## [Material to process]
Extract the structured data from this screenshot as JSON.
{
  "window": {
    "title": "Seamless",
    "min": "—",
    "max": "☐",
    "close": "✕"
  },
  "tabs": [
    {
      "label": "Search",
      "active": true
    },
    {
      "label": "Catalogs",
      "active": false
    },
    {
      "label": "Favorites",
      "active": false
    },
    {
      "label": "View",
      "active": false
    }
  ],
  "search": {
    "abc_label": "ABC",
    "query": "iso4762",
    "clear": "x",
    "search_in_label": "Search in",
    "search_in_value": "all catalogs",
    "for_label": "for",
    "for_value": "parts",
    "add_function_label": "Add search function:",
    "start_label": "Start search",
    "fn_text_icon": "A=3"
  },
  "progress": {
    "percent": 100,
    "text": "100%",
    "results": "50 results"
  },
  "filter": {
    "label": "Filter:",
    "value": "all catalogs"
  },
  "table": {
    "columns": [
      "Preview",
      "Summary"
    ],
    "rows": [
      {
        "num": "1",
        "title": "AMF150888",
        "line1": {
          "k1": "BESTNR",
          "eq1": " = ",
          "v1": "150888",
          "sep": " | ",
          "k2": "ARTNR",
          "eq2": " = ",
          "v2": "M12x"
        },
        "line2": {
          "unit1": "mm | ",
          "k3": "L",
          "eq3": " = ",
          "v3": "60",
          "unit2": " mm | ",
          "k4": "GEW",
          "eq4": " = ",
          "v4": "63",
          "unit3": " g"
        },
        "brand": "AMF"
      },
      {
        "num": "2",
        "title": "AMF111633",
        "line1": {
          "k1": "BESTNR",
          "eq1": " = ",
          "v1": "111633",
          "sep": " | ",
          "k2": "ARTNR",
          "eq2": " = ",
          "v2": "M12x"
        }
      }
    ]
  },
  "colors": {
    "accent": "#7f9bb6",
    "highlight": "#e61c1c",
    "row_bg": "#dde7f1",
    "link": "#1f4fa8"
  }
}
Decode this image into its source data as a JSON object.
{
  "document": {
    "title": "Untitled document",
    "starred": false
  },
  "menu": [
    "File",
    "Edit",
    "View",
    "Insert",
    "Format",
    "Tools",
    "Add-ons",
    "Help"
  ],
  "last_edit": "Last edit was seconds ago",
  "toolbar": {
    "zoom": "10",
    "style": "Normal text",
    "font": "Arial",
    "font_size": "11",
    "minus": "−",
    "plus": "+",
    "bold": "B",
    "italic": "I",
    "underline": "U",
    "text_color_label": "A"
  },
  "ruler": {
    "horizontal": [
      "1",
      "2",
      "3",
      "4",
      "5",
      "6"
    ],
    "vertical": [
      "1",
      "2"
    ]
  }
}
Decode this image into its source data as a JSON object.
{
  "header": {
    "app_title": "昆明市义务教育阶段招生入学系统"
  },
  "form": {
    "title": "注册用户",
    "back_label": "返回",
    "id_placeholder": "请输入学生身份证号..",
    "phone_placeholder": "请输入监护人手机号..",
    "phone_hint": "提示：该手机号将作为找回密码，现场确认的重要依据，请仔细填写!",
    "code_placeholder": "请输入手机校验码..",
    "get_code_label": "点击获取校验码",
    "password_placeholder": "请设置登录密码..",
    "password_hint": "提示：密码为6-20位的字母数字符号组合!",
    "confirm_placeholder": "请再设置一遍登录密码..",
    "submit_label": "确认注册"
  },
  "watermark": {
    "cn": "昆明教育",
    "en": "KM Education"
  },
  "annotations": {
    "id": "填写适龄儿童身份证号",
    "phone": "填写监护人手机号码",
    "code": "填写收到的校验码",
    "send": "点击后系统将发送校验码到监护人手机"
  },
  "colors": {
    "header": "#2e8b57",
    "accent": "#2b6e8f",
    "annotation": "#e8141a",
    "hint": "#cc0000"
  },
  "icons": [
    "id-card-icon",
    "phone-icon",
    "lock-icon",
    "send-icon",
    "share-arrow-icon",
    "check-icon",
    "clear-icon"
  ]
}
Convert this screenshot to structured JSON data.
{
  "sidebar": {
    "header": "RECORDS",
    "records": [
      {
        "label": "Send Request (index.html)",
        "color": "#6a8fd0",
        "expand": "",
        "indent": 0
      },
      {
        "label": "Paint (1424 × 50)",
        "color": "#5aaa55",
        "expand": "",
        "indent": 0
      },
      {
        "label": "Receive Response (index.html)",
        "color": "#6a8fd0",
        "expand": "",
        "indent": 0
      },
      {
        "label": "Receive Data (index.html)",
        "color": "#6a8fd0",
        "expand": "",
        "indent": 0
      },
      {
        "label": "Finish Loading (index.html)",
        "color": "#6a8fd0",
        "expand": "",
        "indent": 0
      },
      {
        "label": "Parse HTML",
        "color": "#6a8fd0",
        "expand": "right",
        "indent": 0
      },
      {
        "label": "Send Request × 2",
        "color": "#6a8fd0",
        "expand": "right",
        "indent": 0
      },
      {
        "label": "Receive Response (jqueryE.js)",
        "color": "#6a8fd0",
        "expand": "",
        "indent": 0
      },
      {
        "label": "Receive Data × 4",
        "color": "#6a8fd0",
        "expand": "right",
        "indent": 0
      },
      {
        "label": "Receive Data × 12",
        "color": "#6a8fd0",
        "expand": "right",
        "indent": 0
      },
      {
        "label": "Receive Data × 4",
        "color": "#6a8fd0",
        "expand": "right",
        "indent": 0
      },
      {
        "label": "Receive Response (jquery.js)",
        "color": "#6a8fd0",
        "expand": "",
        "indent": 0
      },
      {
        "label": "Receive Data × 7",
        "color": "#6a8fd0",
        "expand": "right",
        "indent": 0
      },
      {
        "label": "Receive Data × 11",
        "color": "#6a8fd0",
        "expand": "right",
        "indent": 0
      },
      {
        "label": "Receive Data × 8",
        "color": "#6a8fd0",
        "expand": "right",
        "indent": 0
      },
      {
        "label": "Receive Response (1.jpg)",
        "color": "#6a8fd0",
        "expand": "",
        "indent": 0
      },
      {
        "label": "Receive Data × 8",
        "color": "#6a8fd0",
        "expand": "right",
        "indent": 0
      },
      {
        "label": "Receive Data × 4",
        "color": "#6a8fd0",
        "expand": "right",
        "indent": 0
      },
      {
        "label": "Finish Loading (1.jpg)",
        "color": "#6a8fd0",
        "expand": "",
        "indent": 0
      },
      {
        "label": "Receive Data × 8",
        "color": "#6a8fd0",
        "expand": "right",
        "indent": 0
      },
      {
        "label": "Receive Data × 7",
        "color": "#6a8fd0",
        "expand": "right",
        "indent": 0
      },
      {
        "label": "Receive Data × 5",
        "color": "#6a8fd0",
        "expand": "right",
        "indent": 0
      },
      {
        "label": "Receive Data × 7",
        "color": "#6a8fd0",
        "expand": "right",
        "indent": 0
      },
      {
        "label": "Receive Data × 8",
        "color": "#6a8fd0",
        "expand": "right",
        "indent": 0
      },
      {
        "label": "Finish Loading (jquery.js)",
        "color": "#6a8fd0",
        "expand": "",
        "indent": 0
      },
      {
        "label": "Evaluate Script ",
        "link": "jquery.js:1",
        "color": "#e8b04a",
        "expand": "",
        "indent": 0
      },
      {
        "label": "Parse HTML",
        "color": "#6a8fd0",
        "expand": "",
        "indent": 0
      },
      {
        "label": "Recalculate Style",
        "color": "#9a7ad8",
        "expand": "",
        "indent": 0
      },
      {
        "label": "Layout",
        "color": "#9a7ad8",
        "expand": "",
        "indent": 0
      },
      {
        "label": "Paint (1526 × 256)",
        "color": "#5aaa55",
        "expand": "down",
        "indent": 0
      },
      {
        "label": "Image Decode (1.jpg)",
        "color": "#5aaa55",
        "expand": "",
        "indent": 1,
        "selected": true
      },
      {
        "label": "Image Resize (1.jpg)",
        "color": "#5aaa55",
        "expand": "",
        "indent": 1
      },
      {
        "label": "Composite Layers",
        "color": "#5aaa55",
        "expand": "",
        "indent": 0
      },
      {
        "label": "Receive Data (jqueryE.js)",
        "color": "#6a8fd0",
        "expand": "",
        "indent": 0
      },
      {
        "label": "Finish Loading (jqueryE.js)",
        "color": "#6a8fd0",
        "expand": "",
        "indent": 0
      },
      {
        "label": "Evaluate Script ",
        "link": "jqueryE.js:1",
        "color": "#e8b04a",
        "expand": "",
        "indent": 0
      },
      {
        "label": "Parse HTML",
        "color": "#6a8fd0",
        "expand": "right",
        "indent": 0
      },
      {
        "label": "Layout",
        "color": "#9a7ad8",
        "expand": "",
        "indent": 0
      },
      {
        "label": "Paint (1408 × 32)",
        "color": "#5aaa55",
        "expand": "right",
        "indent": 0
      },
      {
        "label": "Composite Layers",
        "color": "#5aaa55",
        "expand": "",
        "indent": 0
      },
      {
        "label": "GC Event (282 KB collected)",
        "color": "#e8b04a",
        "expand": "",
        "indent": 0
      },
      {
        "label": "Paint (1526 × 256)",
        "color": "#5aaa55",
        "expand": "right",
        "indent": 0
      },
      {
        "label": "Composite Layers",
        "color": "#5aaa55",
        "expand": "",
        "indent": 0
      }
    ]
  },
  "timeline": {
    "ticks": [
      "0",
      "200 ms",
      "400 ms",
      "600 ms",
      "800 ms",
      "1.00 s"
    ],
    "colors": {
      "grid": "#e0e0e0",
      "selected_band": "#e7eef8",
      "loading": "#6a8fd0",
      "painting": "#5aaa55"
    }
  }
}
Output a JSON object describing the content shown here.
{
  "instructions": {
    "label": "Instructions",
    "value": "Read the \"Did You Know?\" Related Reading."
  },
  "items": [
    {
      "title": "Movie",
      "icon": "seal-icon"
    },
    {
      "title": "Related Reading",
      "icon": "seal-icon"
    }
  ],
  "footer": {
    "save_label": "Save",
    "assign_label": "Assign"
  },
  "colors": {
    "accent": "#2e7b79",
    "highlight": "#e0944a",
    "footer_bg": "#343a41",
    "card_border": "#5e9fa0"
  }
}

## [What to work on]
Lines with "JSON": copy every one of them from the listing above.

## [Exercise response]
Extract the structured data from this screenshot as JSON.
Decode this image into its source data as a JSON object.
Decode this image into its source data as a JSON object.
Convert this screenshot to structured JSON data.
Output a JSON object describing the content shown here.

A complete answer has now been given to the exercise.